We spend just about the whole day meandering from Richmond, Indiana to Holland, Michigan. On expressways, we probably could have covered the distance in four hours or so, but look what we would have missed:
The road is lined with family farms. Prideful barns, and barns that have been left to crumple.
There are magic miles when the road becomes a path through green stalks of corn that tower above us on both sides. Front yard tables hold summer squash, zucchini, and tomatoes for sale; a sign invites us up the driveway for brown eggs. There are lots of farm implements, shiny and rusty--useful to the farmers and artful to us.
Our route is punctuated by small towns that proudly trace their heritage back to pioneers in the 1800s. This is the Swiss clock tower in a lovely park in the center of Berne, Indiana. The park commemorates the town’s founding by Swiss Mennonites in 1852.
And the Mennonite heritage of the town lives on.
The crown jewel of the day is our chance discovery of the United States Vice Presidential Museum at the Dan Quale Center in Dan Quale’s hometown of Huntington, Indiana (population 17,400).
The Vice Presidential Museum--motto “Second to One”--traces the history of the Vice Presidency from John Adams through Joe Biden, with brief summaries of each Vice President’s individual contributions to the office or his special political circumstances. A variety of historical artifacts document each Vice President’s accomplishments (or lack therof).
Since Dan Quale donated eight tons of records and artifacts, and no one else was so generous in endowing the place with stuff, he does get a bit more attention (and space) than the others. And, he is accorded more respect here than he was by the press during his Vice Presidency. (Remember the extensive coverage of his misspelling of the word “potato” at a primary school spelling bee, and the derision spewed upon him for upholding traditional family values?)
Forget about it. He’s a hometown hero, and rightly so. And, hey, Indiana is proud to boast of four other Vice Presidents, too--Colfax (with Grant 1869-73), Hendricks (with Cleveland 1885, he died eight months into his term), Fairbanks (with Teddy Roosevelt), and Marshall (with Wilson).
Here are a few other things we learn that lead us to conclude that the Vice President was not really considered to be very important at all until pretty recently:
There wasn’t a Vice Presidential residence in Washington until 1974, when the 33 room mansion on the US Naval Observatory Grounds was finally procured and adapted for that purpose. One of the adaptations was the installation of bullet-proof glass in all the windows--a quality which we learn the Quale kids appreciated because they were able to play ball inside the house without fear of breaking a window.
The first Vice President to actually have an office in the White House was Walter Mondale--who expanded the role of the Vice President considerably while serving with Jimmy Carter in the late 1970s.
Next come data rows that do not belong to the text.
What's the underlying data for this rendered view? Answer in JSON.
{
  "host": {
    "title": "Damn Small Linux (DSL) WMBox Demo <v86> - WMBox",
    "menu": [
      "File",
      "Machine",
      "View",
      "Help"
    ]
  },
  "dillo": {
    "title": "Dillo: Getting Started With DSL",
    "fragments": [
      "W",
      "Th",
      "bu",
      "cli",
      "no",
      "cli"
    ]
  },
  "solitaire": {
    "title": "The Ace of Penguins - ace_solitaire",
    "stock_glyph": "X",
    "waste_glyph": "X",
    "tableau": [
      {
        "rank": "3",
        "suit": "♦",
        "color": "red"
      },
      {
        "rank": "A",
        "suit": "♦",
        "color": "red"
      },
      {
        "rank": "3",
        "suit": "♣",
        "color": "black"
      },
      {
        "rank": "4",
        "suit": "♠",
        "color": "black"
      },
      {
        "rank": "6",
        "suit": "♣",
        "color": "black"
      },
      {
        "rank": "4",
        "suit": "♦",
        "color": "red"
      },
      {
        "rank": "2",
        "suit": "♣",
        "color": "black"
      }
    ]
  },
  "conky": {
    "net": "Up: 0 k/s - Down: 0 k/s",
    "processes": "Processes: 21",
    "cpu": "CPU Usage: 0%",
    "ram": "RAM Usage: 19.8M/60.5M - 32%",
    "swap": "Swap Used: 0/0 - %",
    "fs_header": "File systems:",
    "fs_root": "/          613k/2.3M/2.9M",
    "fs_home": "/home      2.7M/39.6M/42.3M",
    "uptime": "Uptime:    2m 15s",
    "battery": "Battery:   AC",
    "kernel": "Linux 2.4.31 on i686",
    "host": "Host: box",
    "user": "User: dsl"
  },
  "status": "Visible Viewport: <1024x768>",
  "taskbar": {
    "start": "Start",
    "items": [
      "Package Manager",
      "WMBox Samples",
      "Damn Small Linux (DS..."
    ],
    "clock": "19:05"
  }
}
The 25th Amendment of the Constitution provided a means for filling a Vice Presidential vacancy--the President appoints a replacement, who must be approved by a majority of both houses of Congress. When this amendment was ratified in 1967, the office of the Vice President had been vacant for a cumulative period of 38 years. Gerald Ford was the first Vice President sworn in under the terms of the 25th Amendment, and he has the dubious distinction of being the only holder of the Presidency not elected to either it or the Vice Presidency (recall he was appointed by Nixon when Agnew resigned amid scandal).
John Garner, Vice President to Franklin Roosevelt, described the Vice Presidential office as “Not worth a bucket of warm s*it.” (Not willing to be Roosevelt’s Vice President for a third term, Garner tried to run against him in 1940 and we know how well that turned out.)
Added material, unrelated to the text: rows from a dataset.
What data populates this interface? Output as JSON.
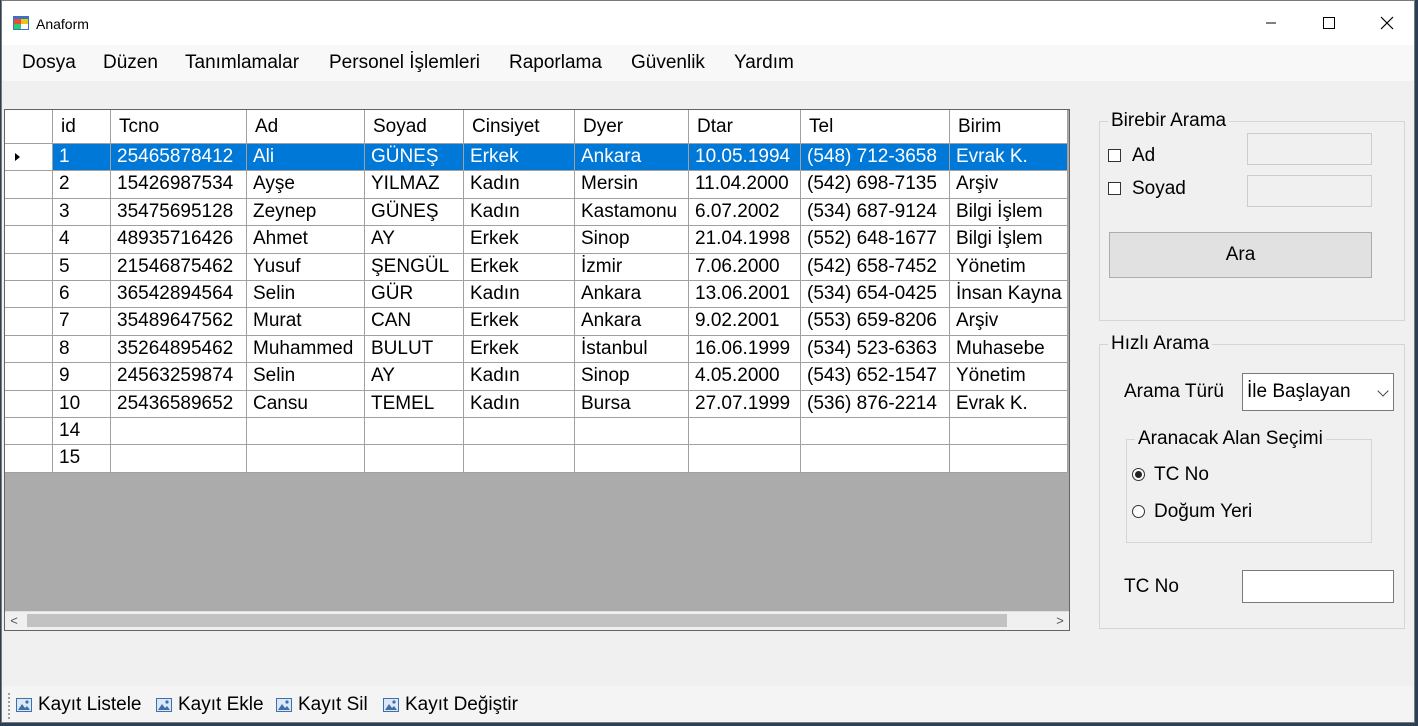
{
  "window": {
    "title": "Anaform"
  },
  "menu": [
    "Dosya",
    "Düzen",
    "Tanımlamalar",
    "Personel İşlemleri",
    "Raporlama",
    "Güvenlik",
    "Yardım"
  ],
  "grid": {
    "columns": [
      "id",
      "Tcno",
      "Ad",
      "Soyad",
      "Cinsiyet",
      "Dyer",
      "Dtar",
      "Tel",
      "Birim"
    ],
    "rows": [
      [
        "1",
        "25465878412",
        "Ali",
        "GÜNEŞ",
        "Erkek",
        "Ankara",
        "10.05.1994",
        "(548) 712-3658",
        "Evrak K."
      ],
      [
        "2",
        "15426987534",
        "Ayşe",
        "YILMAZ",
        "Kadın",
        "Mersin",
        "11.04.2000",
        "(542) 698-7135",
        "Arşiv"
      ],
      [
        "3",
        "35475695128",
        "Zeynep",
        "GÜNEŞ",
        "Kadın",
        "Kastamonu",
        "6.07.2002",
        "(534) 687-9124",
        "Bilgi İşlem"
      ],
      [
        "4",
        "48935716426",
        "Ahmet",
        "AY",
        "Erkek",
        "Sinop",
        "21.04.1998",
        "(552) 648-1677",
        "Bilgi İşlem"
      ],
      [
        "5",
        "21546875462",
        "Yusuf",
        "ŞENGÜL",
        "Erkek",
        "İzmir",
        "7.06.2000",
        "(542) 658-7452",
        "Yönetim"
      ],
      [
        "6",
        "36542894564",
        "Selin",
        "GÜR",
        "Kadın",
        "Ankara",
        "13.06.2001",
        "(534) 654-0425",
        "İnsan Kayna"
      ],
      [
        "7",
        "35489647562",
        "Murat",
        "CAN",
        "Erkek",
        "Ankara",
        "9.02.2001",
        "(553) 659-8206",
        "Arşiv"
      ],
      [
        "8",
        "35264895462",
        "Muhammed",
        "BULUT",
        "Erkek",
        "İstanbul",
        "16.06.1999",
        "(534) 523-6363",
        "Muhasebe"
      ],
      [
        "9",
        "24563259874",
        "Selin",
        "AY",
        "Kadın",
        "Sinop",
        "4.05.2000",
        "(543) 652-1547",
        "Yönetim"
      ],
      [
        "10",
        "25436589652",
        "Cansu",
        "TEMEL",
        "Kadın",
        "Bursa",
        "27.07.1999",
        "(536) 876-2214",
        "Evrak K."
      ],
      [
        "14",
        "",
        "",
        "",
        "",
        "",
        "",
        "",
        ""
      ],
      [
        "15",
        "",
        "",
        "",
        "",
        "",
        "",
        "",
        ""
      ]
    ],
    "selected_row": 0
  },
  "birebir": {
    "title": "Birebir Arama",
    "ad_label": "Ad",
    "soyad_label": "Soyad",
    "search_button": "Ara"
  },
  "hizli": {
    "title": "Hızlı Arama",
    "type_label": "Arama Türü",
    "type_value": "İle Başlayan",
    "field_group_title": "Aranacak Alan Seçimi",
    "option_tc": "TC No",
    "option_dogum": "Doğum Yeri",
    "tc_label": "TC No"
  },
  "toolbar": [
    "Kayıt Listele",
    "Kayıt Ekle",
    "Kayıt Sil",
    "Kayıt Değiştir"
  ]
}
Time for lunch. And where better to go than Nick’s Kitchen, the Huntington Restaurant where Dan Quale began all his campaigns. The Vice Presidential Museum even has a chair from Nick’s that Dan stood atop to announce his (alas?) unsuccessful bid to return to his office of Vice President for a second term.
Nick’s Kitchen is famous in its own right, a Huntington institution for over 100 years, and the proud originator of the pork tenderloin sandwich, invented here in 1908. Of course we have to sample the signature dish, which turns out to be way too big to fit in a bun (and to provide way more than one person’s appropriate calorie intake for an entire day).
In the afternoon, we drive around the charming lakeside art colony of Saugatuck, which we last visited aboard Starsong. This ferry has been crossing the Kalamazoo River there since 1838. The ferry pilot propels it by turning a crank which pulls the ferry along an underwater chain. It is a lovely five minute ride, as we recall.
Our final destination is Holland, Michigan, where we climb Mount Pisgah, a 157 foot sand dune that towers over Lake Macatawa to the east and Lake Michigan to the west. To preserve the sensitive dune ecology, the climb route is a series of switchback stairways--239 steps in total. We are rewarded with panoramic views at the top.
Back in downtown Holland, we notice a crowd gathering around an outdoor performance pavilion in the park. A band concert is about to begin, but we are hungry and too tired to add yet another activity to this very long but lovely day.